However, where the facts pertaining to the statute of limitations are not in dispute, "a statute of limitations defense is sufficiently akin to failure to state a claim as to permit disposition by way of motion under R. 4:6-2(e)." CKC Condo. Ass'n, Inc. v. Summit Bank, 335 N.J.Super. 385, 387 n.1 (App. Div. 2000); Henry V. Vaccaro Constr. Co. v. A. J. De Pace, Inc., 137 N.J.Super. 512, 513 (Law Div. 1975) (where the statute of limitations appears on the face of the complaint "the defense may be raised by motion for failure to state a claim upon which relief can be granted under R. 4:6-2(e)").
Moreover, the trial court was not constrained here by the general rule that dismissal of a complaint for failure to state a claim is generally without prejudice. Pressler & Verniero, Current N.J. Court Rules, comment 4.1.1 on R. 4:6-2 (2013) ("Ordinarily, a dismissal for failure to state a claim is without prejudice."). However, a dismissal on statute of limitations grounds may be an exception. As the Court stated in Printing Mart, supra, 116 N.J. at 772, a dismissal for failure to state a claim should be without prejudice "barring any other impediment such as a statute of limitations."
No amendments could undo the Commission's admissions that it was aware of systemic deficiencies in August 2005, which triggered the limitations period. Moreover, even assuming the Commission could supply, upon amendment, omitted allegations of misrepresentation sufficient to support an equitable tolling claim, the Commission's affirmative allegations establish that any conceivable reliance ceased in January or February 2011. That would have provided a reasonable time within which to file before the limitations period expired.

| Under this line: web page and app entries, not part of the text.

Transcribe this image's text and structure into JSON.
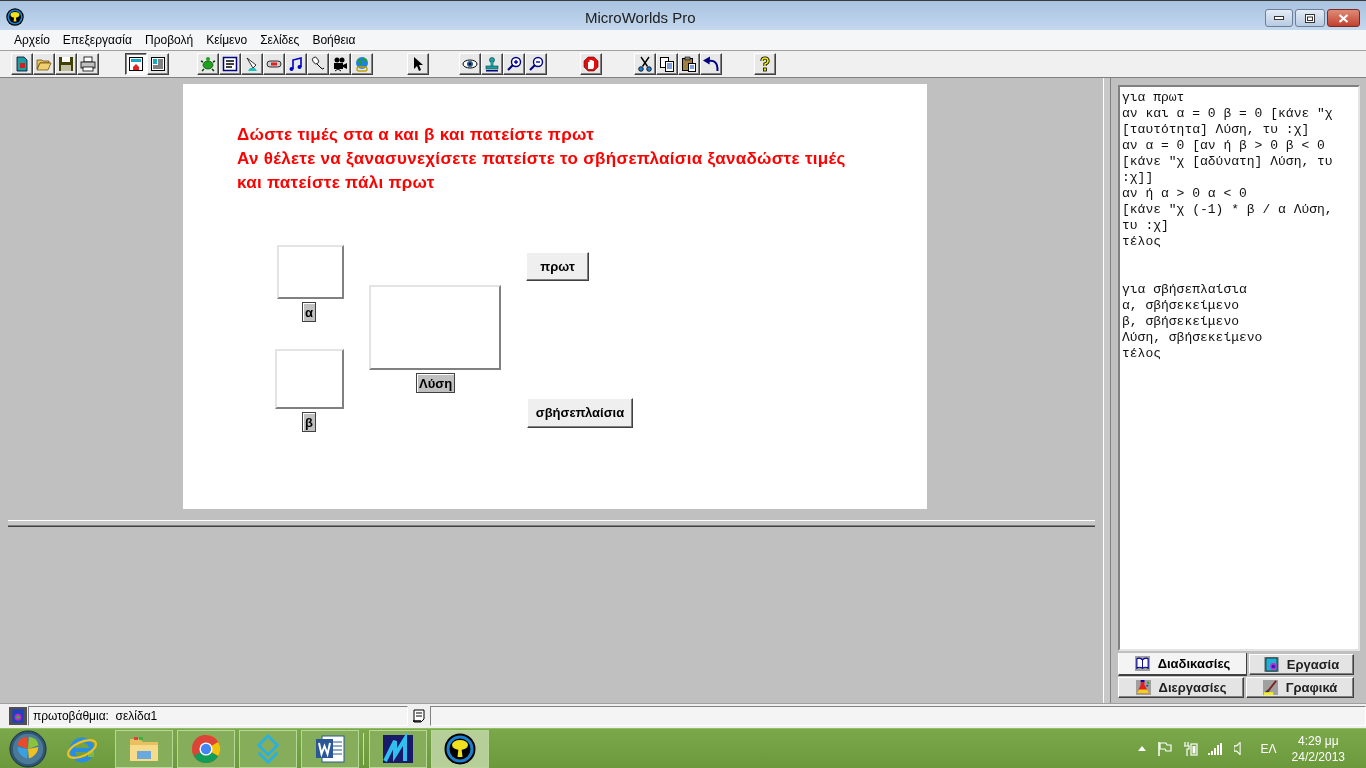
{
  "window": {
    "title": "MicroWorlds Pro"
  },
  "menu": [
    "Αρχείο",
    "Επεξεργασία",
    "Προβολή",
    "Κείμενο",
    "Σελίδες",
    "Βοήθεια"
  ],
  "toolbar": {
    "groups": [
      [
        {
          "selected": false
        },
        {
          "selected": false
        },
        {
          "selected": false
        },
        {
          "selected": false
        }
      ],
      [
        {
          "selected": true
        },
        {
          "selected": false
        }
      ],
      [
        {
          "selected": false
        },
        {
          "selected": false
        },
        {
          "selected": false
        },
        {
          "selected": false
        },
        {
          "selected": false
        },
        {
          "selected": false
        },
        {
          "selected": false
        },
        {
          "selected": false
        }
      ],
      [
        {
          "selected": false
        }
      ],
      [
        {
          "selected": false
        },
        {
          "selected": false
        },
        {
          "selected": false
        },
        {
          "selected": false
        }
      ],
      [
        {
          "selected": false
        }
      ],
      [
        {
          "selected": false
        },
        {
          "selected": false
        },
        {
          "selected": false
        },
        {
          "selected": false
        }
      ],
      [
        {
          "selected": false
        }
      ]
    ]
  },
  "page": {
    "instructions": [
      "Δώστε τιμές στα α και β και πατείστε πρωτ",
      "Αν θέλετε να ξανασυνεχίσετε πατείστε το σβήσεπλαίσια ξαναδώστε τιμές",
      "και πατείστε πάλι πρωτ"
    ],
    "widgets": [
      {
        "kind": "textbox",
        "label": "α"
      },
      {
        "kind": "button",
        "label": "πρωτ"
      },
      {
        "kind": "textbox",
        "label": "Λύση"
      },
      {
        "kind": "textbox",
        "label": "β"
      },
      {
        "kind": "button",
        "label": "σβήσεπλαίσια"
      }
    ]
  },
  "procedures": {
    "blocks": [
      {
        "lines": [
          "για πρωτ",
          "αν και α = 0 β = 0 [κάνε \"χ",
          "[ταυτότητα] Λύση, τυ :χ]",
          "αν α = 0 [αν ή β > 0 β < 0",
          "[κάνε \"χ [αδύνατη] Λύση, τυ",
          ":χ]]",
          "αν ή α > 0 α < 0",
          "[κάνε \"χ (-1) * β / α Λύση,",
          "τυ :χ]",
          "τέλος"
        ]
      },
      {
        "lines": [
          "για σβήσεπλαίσια",
          "α, σβήσεκείμενο",
          "β, σβήσεκείμενο",
          "Λύση, σβήσεκείμενο",
          "τέλος"
        ]
      }
    ]
  },
  "tabs": [
    {
      "label": "Διαδικασίες",
      "selected": true
    },
    {
      "label": "Εργασία",
      "selected": false
    },
    {
      "label": "Διεργασίες",
      "selected": false
    },
    {
      "label": "Γραφικά",
      "selected": false
    }
  ],
  "status_bar": {
    "page": "πρωτοβάθμια:  σελίδα1"
  },
  "taskbar": {
    "apps": [
      {
        "running": false,
        "selected": false
      },
      {
        "running": true,
        "selected": false
      },
      {
        "running": true,
        "selected": false
      },
      {
        "running": true,
        "selected": false
      },
      {
        "running": true,
        "selected": false
      },
      {
        "running": true,
        "selected": false
      },
      {
        "running": true,
        "selected": true
      }
    ],
    "language": "ΕΛ",
    "time": "4:29 μμ",
    "date": "24/2/2013"
  }
}
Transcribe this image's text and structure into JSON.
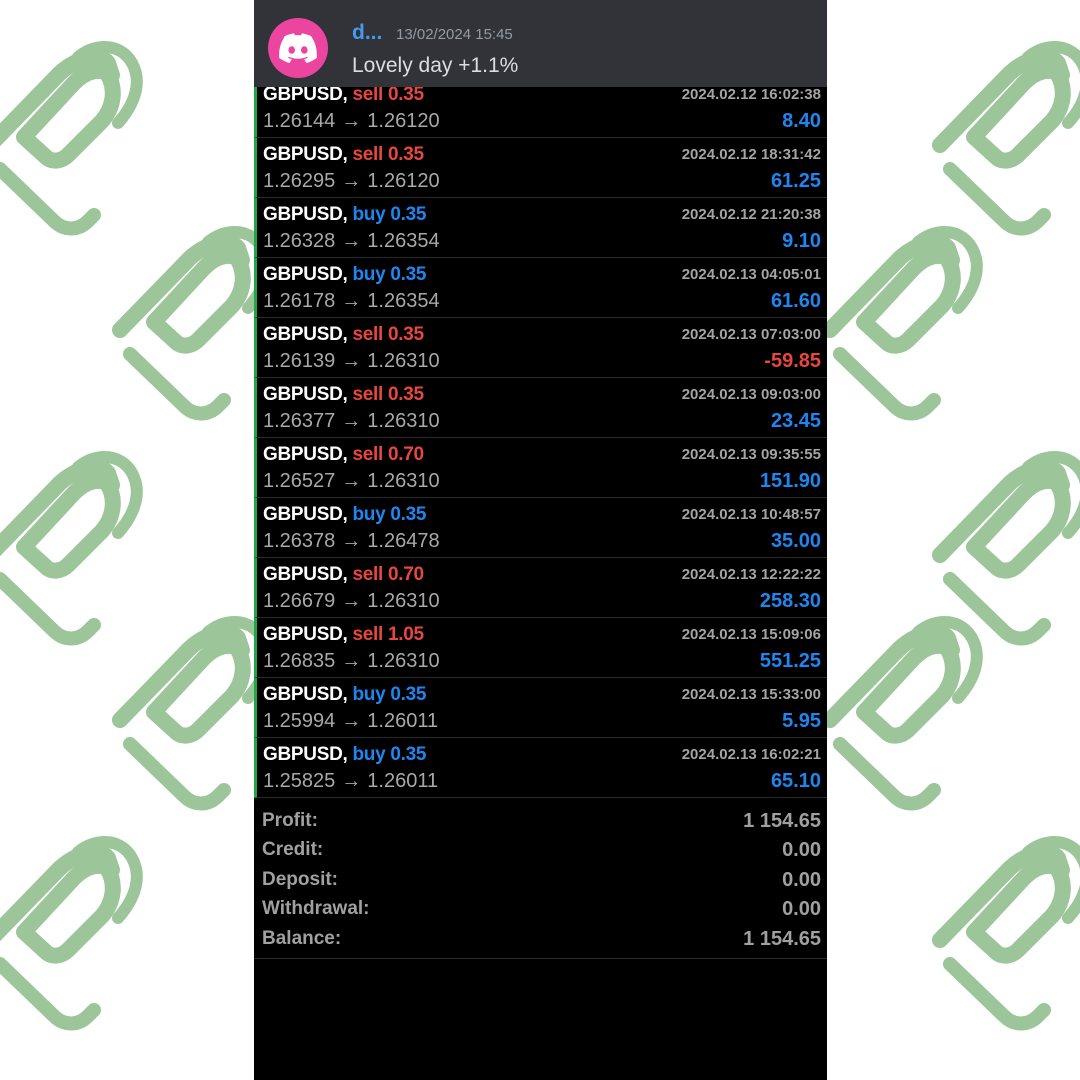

Given our views of the statute of limitations, we need not reach defendants' alternative arguments in support of dismissal of the Commission's complaint.